There’s nothing on this mix that sounds outdated or out of place. I found everything on there to be really influential to what is going on in music right now.
I find that surprising too. Grizzly Bear or Animal Collective and a lot of freaky folk stuff—I feel like its really happening right now. People just mixing music unlike a few years ago where you had to be part of a scene or a sound…we just wanted to recreate that as much as possible. I feel like now everything is so wide open. People are just trying everything, and trying stuff that wouldn’t have been necessarily cool a few years ago.
Do you think it’s happening for the same reason as the last time around? Where people get fed up with parameters, some of which might be self-imposed…
I think culturally people are projecting—a few year ago people wouldn’t have been so open minded, but now it’s more about personal expression. It’s not necessarily about scenes and genres anymore, its about what you can make.
I’m listening to this mix and I’m trying to figure out how you craft something like this, its just so spacey.
Believe me it took awhile. It was a lot of records and we didn’t have anything to go by, there are no other mixes that did what we did. I think we are a little out there on our end, it took a bit of time to figure out what it was going to be.
How long did it take?
It took about a year, start to finish
Before you were making this mix were you coming up with song lists? Did you have an idea of what you wanted?

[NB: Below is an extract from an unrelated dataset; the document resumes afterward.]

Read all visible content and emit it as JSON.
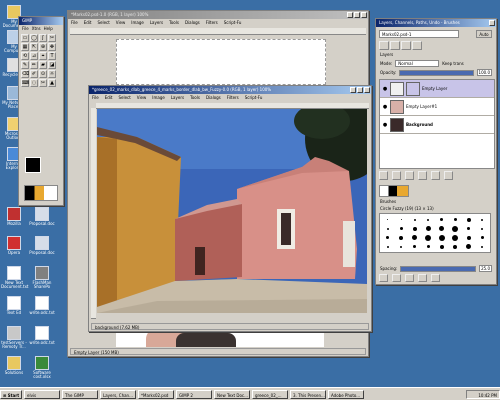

A little bit. It was just playing a lot of random records. A lot of beer and playing each other records and figuring out what works.